◆ **EXERCISE OBJECTIVE**
In your copy, leave out the pictures and reproduce the listing below exactly.

◆ **MATERIAL PROVIDED**
_ _ _ _

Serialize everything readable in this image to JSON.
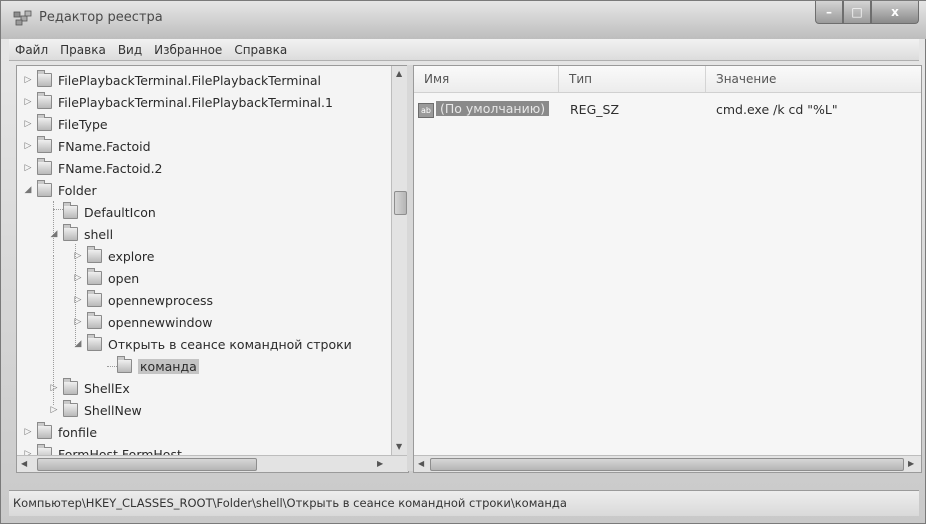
{
  "window": {
    "title": "Редактор реестра",
    "controls": {
      "minimize": "–",
      "maximize": "□",
      "close": "x"
    }
  },
  "menu": [
    "Файл",
    "Правка",
    "Вид",
    "Избранное",
    "Справка"
  ],
  "tree": {
    "items": [
      {
        "label": "FilePlaybackTerminal.FilePlaybackTerminal",
        "expander": "▷",
        "level": 0
      },
      {
        "label": "FilePlaybackTerminal.FilePlaybackTerminal.1",
        "expander": "▷",
        "level": 0
      },
      {
        "label": "FileType",
        "expander": "▷",
        "level": 0
      },
      {
        "label": "FName.Factoid",
        "expander": "▷",
        "level": 0
      },
      {
        "label": "FName.Factoid.2",
        "expander": "▷",
        "level": 0
      },
      {
        "label": "Folder",
        "expander": "◢",
        "level": 0
      },
      {
        "label": "DefaultIcon",
        "expander": "",
        "level": 1
      },
      {
        "label": "shell",
        "expander": "◢",
        "level": 1
      },
      {
        "label": "explore",
        "expander": "▷",
        "level": 2
      },
      {
        "label": "open",
        "expander": "▷",
        "level": 2
      },
      {
        "label": "opennewprocess",
        "expander": "▷",
        "level": 2
      },
      {
        "label": "opennewwindow",
        "expander": "▷",
        "level": 2
      },
      {
        "label": "Открыть в сеансе командной строки",
        "expander": "◢",
        "level": 2
      },
      {
        "label": "команда",
        "expander": "",
        "level": 3,
        "selected": true
      },
      {
        "label": "ShellEx",
        "expander": "▷",
        "level": 1
      },
      {
        "label": "ShellNew",
        "expander": "▷",
        "level": 1
      },
      {
        "label": "fonfile",
        "expander": "▷",
        "level": 0
      },
      {
        "label": "FormHost.FormHost",
        "expander": "▷",
        "level": 0
      }
    ]
  },
  "list": {
    "columns": [
      "Имя",
      "Тип",
      "Значение"
    ],
    "rows": [
      {
        "icon": "ab",
        "name": "(По умолчанию)",
        "type": "REG_SZ",
        "value": "cmd.exe /k cd \"%L\""
      }
    ]
  },
  "status": {
    "path": "Компьютер\\HKEY_CLASSES_ROOT\\Folder\\shell\\Открыть в сеансе командной строки\\команда"
  },
  "colors": {
    "selection": "#8a8a8a",
    "background": "#f4f4f4"
  }
}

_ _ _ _

◆ **PROBLEM SOLUTION**
Serialize everything readable in this image to JSON.
{
  "window": {
    "title": "Редактор реестра",
    "controls": {
      "minimize": "–",
      "maximize": "□",
      "close": "x"
    }
  },
  "menu": [
    "Файл",
    "Правка",
    "Вид",
    "Избранное",
    "Справка"
  ],
  "tree": {
    "items": [
      {
        "label": "FilePlaybackTerminal.FilePlaybackTerminal",
        "expander": "▷",
        "level": 0
      },
      {
        "label": "FilePlaybackTerminal.FilePlaybackTerminal.1",
        "expander": "▷",
        "level": 0
      },
      {
        "label": "FileType",
        "expander": "▷",
        "level": 0
      },
      {
        "label": "FName.Factoid",
        "expander": "▷",
        "level": 0
      },
      {
        "label": "FName.Factoid.2",
        "expander": "▷",
        "level": 0
      },
      {
        "label": "Folder",
        "expander": "◢",
        "level": 0
      },
      {
        "label": "DefaultIcon",
        "expander": "",
        "level": 1
      },
      {
        "label": "shell",
        "expander": "◢",
        "level": 1
      },
      {
        "label": "explore",
        "expander": "▷",
        "level": 2
      },
      {
        "label": "open",
        "expander": "▷",
        "level": 2
      },
      {
        "label": "opennewprocess",
        "expander": "▷",
        "level": 2
      },
      {
        "label": "opennewwindow",
        "expander": "▷",
        "level": 2
      },
      {
        "label": "Открыть в сеансе командной строки",
        "expander": "◢",
        "level": 2
      },
      {
        "label": "команда",
        "expander": "",
        "level": 3,
        "selected": true
      },
      {
        "label": "ShellEx",
        "expander": "▷",
        "level": 1
      },
      {
        "label": "ShellNew",
        "expander": "▷",
        "level": 1
      },
      {
        "label": "fonfile",
        "expander": "▷",
        "level": 0
      },
      {
        "label": "FormHost.FormHost",
        "expander": "▷",
        "level": 0
      }
    ]
  },
  "list": {
    "columns": [
      "Имя",
      "Тип",
      "Значение"
    ],
    "rows": [
      {
        "icon": "ab",
        "name": "(По умолчанию)",
        "type": "REG_SZ",
        "value": "cmd.exe /k cd \"%L\""
      }
    ]
  },
  "status": {
    "path": "Компьютер\\HKEY_CLASSES_ROOT\\Folder\\shell\\Открыть в сеансе командной строки\\команда"
  },
  "colors": {
    "selection": "#8a8a8a",
    "background": "#f4f4f4"
  }
}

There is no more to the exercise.